Chapter Introduction | Web Resources | Assignment Comments | Teaching Materials

The websites in this section present different ways of classifying evaluation methods that you can compare with the DECIDE framework introduced in Chapter 13. This site was created by Keith Instone. It provides many links to sites that deal with different aspects of web usability. There are links to guidelines, examples of poor design and other information that will help you to select which methods to use in your own evaluations. provides an alternative way of classifying evaluation methods, so is particularly relevant to this chapter. This site offers a classification and descriptions of some key techniques. Graduate Students at University of Maryland developed the site about ten years ago but some people may still find it useful. There is also a section that discusses the role of theory in HCI design and evaluation. This site groups information about different methods testing, inspection and inquiry. The information that it provides is very mixed in quality so be particularly discerning. Suggested further reading is given at the end of many sections, which refers readers to the same text, suggesting that much of the information on this site comes from a limited range of sources. There are also links to information about courses and workshops. This company’s website provides some different ways of classifying usability methods: according to when they are used in the product development life-cycle; according to whether they are lab-based, focus groups or in the field etc.; and according to the type of product being tested. Web Performance Matters focuses on four main issues:

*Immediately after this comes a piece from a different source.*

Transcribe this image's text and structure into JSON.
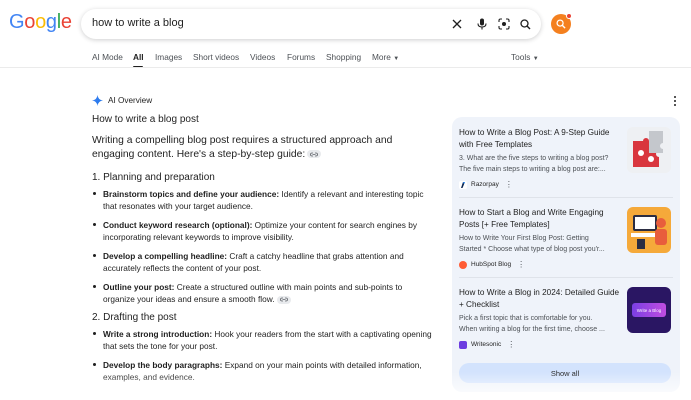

  • Availability: A site that's unreachable, for any reason, is useless.
  • Responsiveness: Having reached the site, pages that download slowly are likely to drive customers to try an alternate site.
  • Clarity: If the site is sufficiently responsive to keep the customer's attention, other design qualities come into play. It must be simple and natural to use - easy to learn, predictable, and consistent.
  • Utility: Last comes utility -- does the site actually deliver the information or service the customer was looking for in the first place?